Though primarily a legitimate theater, the Wilson did have then-cutting edge projection equipment installed before it opened, and did screen a film 'These Thirty Years' on its opening night. In 1941, the Wilson was one of just fourteen theaters nation-wide to screen Disney's 'Fantasia' in Fantasound, an early use of stereo sound. In 1945, the Wilson closed, and was purchased by the Detroit Symphony Orchestra. It was renamed the Music Hall.
In 1949, the orchestra vacated the theater and it remained closed until 1953, when Mervyn Gaskin reopened it as a venue for Cinerama films. A 64 foot-tall screen was installed. The Music Hall was only the second Cinerama theater in the world, and supposedly the most successful as well, playing to packed houses for years. In 1964, 70mm equipment was installed for the premier of 'It's a Mad, Mad, Mad, Mad World'.
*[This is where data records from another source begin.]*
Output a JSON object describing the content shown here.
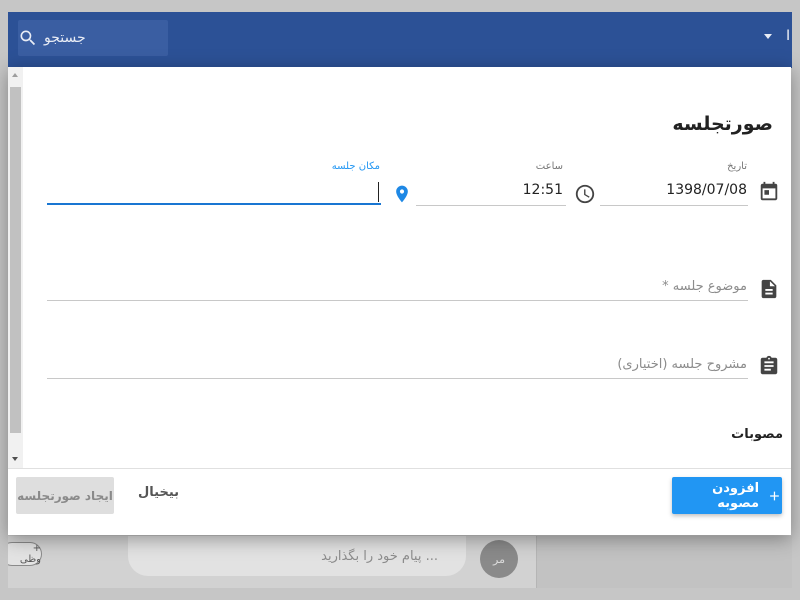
{
  "appbar": {
    "search_label": "جستجو",
    "user_letter": "ا",
    "color": "#2c5196"
  },
  "background": {
    "tag_label": "+ وظی",
    "message_placeholder": "پیام خود را بگذارید ...",
    "avatar_text": "مر"
  },
  "dialog": {
    "title": "صورتجلسه",
    "date": {
      "label": "تاریخ",
      "value": "1398/07/08",
      "icon": "calendar-icon"
    },
    "time": {
      "label": "ساعت",
      "value": "12:51",
      "icon": "clock-icon"
    },
    "location": {
      "label": "مکان جلسه",
      "value": "",
      "icon": "location-pin-icon"
    },
    "subject": {
      "placeholder": "موضوع جلسه *",
      "icon": "document-icon"
    },
    "description": {
      "placeholder": "مشروح جلسه (اختیاری)",
      "icon": "clipboard-icon"
    },
    "approvals_heading": "مصوبات",
    "buttons": {
      "add_approval": "افزودن مصوبه",
      "cancel": "بیخیال",
      "create": "ایجاد صورتجلسه"
    },
    "accent": "#2196f3"
  }
}
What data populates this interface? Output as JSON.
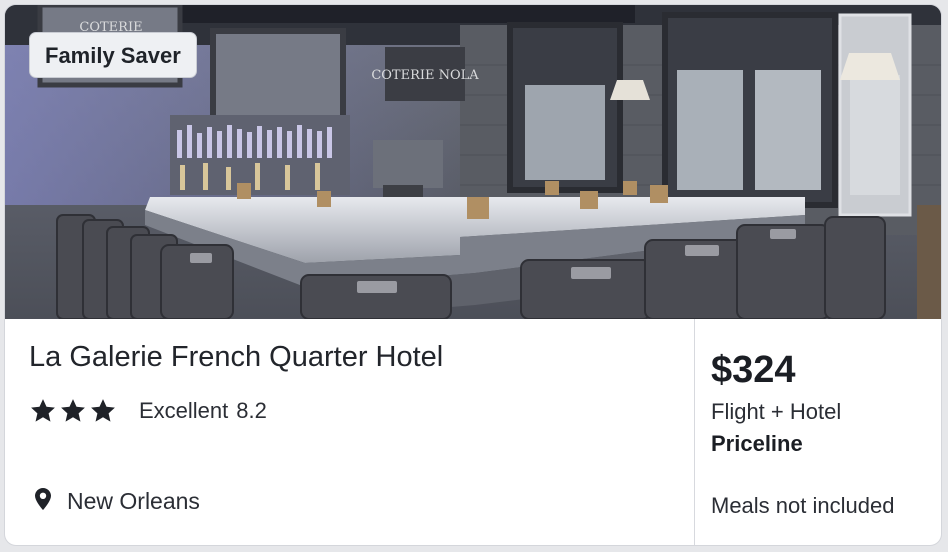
{
  "badge": {
    "label": "Family Saver"
  },
  "photo": {
    "signs": [
      "COTERIE",
      "COTERIE NOLA"
    ]
  },
  "hotel": {
    "name": "La Galerie French Quarter Hotel",
    "stars": 3,
    "rating_label": "Excellent",
    "rating_score": "8.2",
    "location": "New Orleans"
  },
  "deal": {
    "price": "$324",
    "package": "Flight + Hotel",
    "provider": "Priceline",
    "meals": "Meals not included"
  },
  "icons": {
    "star": "star-icon",
    "location": "map-pin-icon"
  },
  "colors": {
    "text": "#22252b",
    "badge_bg": "#eef0f3",
    "divider": "#d7d9de"
  }
}
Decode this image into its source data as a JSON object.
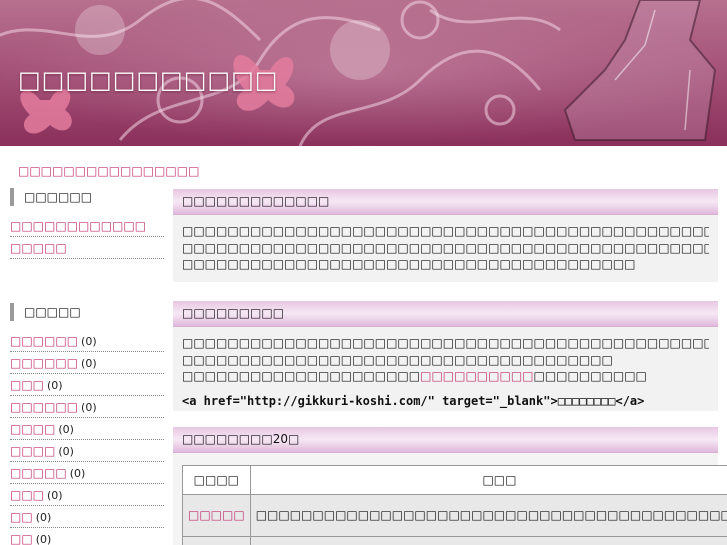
{
  "header": {
    "site_title": "□□□□□□□□□□□",
    "banner_colors": {
      "top": "#b7718f",
      "bottom": "#8a2f5b",
      "accent": "#e07b9b"
    }
  },
  "breadcrumb": "□□□□□□□□□□□□□□□□",
  "sidebar": {
    "menu_heading": "□□□□□□",
    "menu_items": [
      {
        "label": "□□□□□□□□□□□□"
      },
      {
        "label": "□□□□□"
      }
    ],
    "category_heading": "□□□□□",
    "categories": [
      {
        "label": "□□□□□□",
        "count": "(0)"
      },
      {
        "label": "□□□□□□",
        "count": "(0)"
      },
      {
        "label": "□□□",
        "count": "(0)"
      },
      {
        "label": "□□□□□□",
        "count": "(0)"
      },
      {
        "label": "□□□□",
        "count": "(0)"
      },
      {
        "label": "□□□□",
        "count": "(0)"
      },
      {
        "label": "□□□□□",
        "count": "(0)"
      },
      {
        "label": "□□□",
        "count": "(0)"
      },
      {
        "label": "□□",
        "count": "(0)"
      },
      {
        "label": "□□",
        "count": "(0)"
      }
    ]
  },
  "main": {
    "section1": {
      "heading": "□□□□□□□□□□□□□",
      "lines": [
        "□□□□□□□□□□□□□□□□□□□□□□□□□□□□□□□□□□□□□□□□□□□□□□□□□□□□□□□□□□",
        "□□□□□□□□□□□□□□□□□□□□□□□□□□□□□□□□□□□□□□□□□□□□□□□□□□□□□□□□□□",
        "□□□□□□□□□□□□□□□□□□□□□□□□□□□□□□□□□□□□□□□□"
      ]
    },
    "section2": {
      "heading": "□□□□□□□□□",
      "line1": "□□□□□□□□□□□□□□□□□□□□□□□□□□□□□□□□□□□□□□□□□□□□□□□□□□",
      "line2": "□□□□□□□□□□□□□□□□□□□□□□□□□□□□□□□□□□□□□□",
      "line3_before": "□□□□□□□□□□□□□□□□□□□□□",
      "line3_link": "□□□□□□□□□□",
      "line3_after": "□□□□□□□□□□",
      "code_before": "<a href=\"http://gikkuri-koshi.com/\" target=\"_blank\">",
      "code_text": "□□□□□□□□",
      "code_after": "</a>"
    },
    "section3": {
      "heading": "□□□□□□□□20□",
      "table": {
        "headers": [
          "□□□□",
          "□□□",
          "□□□□□"
        ],
        "rows": [
          {
            "name": "□□□□□",
            "desc": "□□□□□□□□□□□□□□□□□□□□□□□□□□□□□□□□□□□□□□□□□□□",
            "area": "□□□"
          },
          {
            "name": "",
            "desc": "□□□□□□□□□□□□□□□□□□□□□□□□□□□□□□□□□□□□□□",
            "area": ""
          }
        ]
      }
    }
  }
}
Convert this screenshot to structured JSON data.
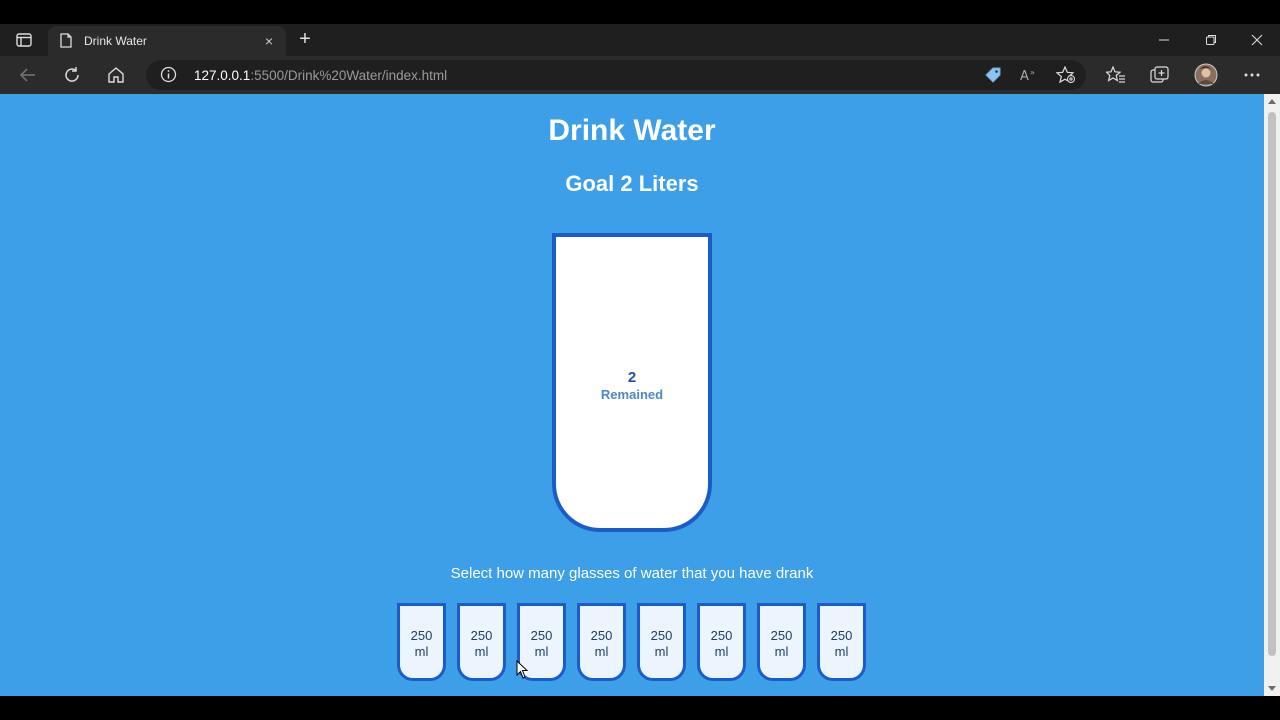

In 1966, after closing a year for remodeling, the Music Hall reopened again, this time showing second-run films, until closing once more in 1970. In 1973, the Kresge Foundation purchased the Music Hall and renamed it the Music Hall Center for the Performing Arts. It received a $5 million renovation to return the interior to its 1928 appearance. In 1977, it was named to the National Register of Historic Places. The Music Hall has continued to receive renovations over the years, and is today one of Detroit's most magnificent venues to see concerts and other events.
Source: Michigans Historic Sites Online
Originally called the Wilson Theatre, this building was completed in 1928 with funds provided by Matilda Wilson (Mrs. Alfred G.). William E. Kapp of Smith, Hinchman & Grylls, an architectural firm whose works dominated the citys skyline of the 1920s, designed this Art Deco-style edifice. Terra cotta Greek masks adorn the exterior, and elaborate molded plaster and stenciling complement the interior. The theaters purpose of offering legitimate productions was initially fulfilled, but during the Depression its lights dimmed except for sporadic occasions.
From 1946 to 1949, the Detroit Symphony Orchestra occupied the structure which was renamed Music Hall. Area residents came here in the 1950s and 1960s to see Cinerama and other films. Now the home of the Music Hall Center and the Michigan Opera Theatre, Music Hall is restored to its original use and appearance. The Wilson Theater (Music Hall) is a rectangular, six-story, Art Deco theater with walls of light colored stone. Orange and tan brick is used as ornament and the building is trimmed with colorful mosaic tile. The entrance facade is divided into several bays by wide stone pillars topped by theatrical terra cotta mask figures, and thin pillars separating window bays. The stunning interior, decorated in an elaborate Spanish Renaissance style, seats approximately 1800 guests.
The Music Hall is an outstanding example of careful restoration and one of the finest examples of Art Deco architecture in Detroit. Mathilda Dodge Wilson commissioned William Kapp of the Detroit firm of Smith, Hinchman, & Grylls to design the theater, completed in 1928 at a cost of $1.5 million. The building was constructed as a legitimate theater and originally housed touring Broadway productions in the citys main theater district. In 1946 the name of the building was changed from the Wilson Theater to the Music Hall when the theater became the home of the Detroit Symphony Orchestra. The building was changed into a Cinerama in 1951 and has recently been beautifully restored.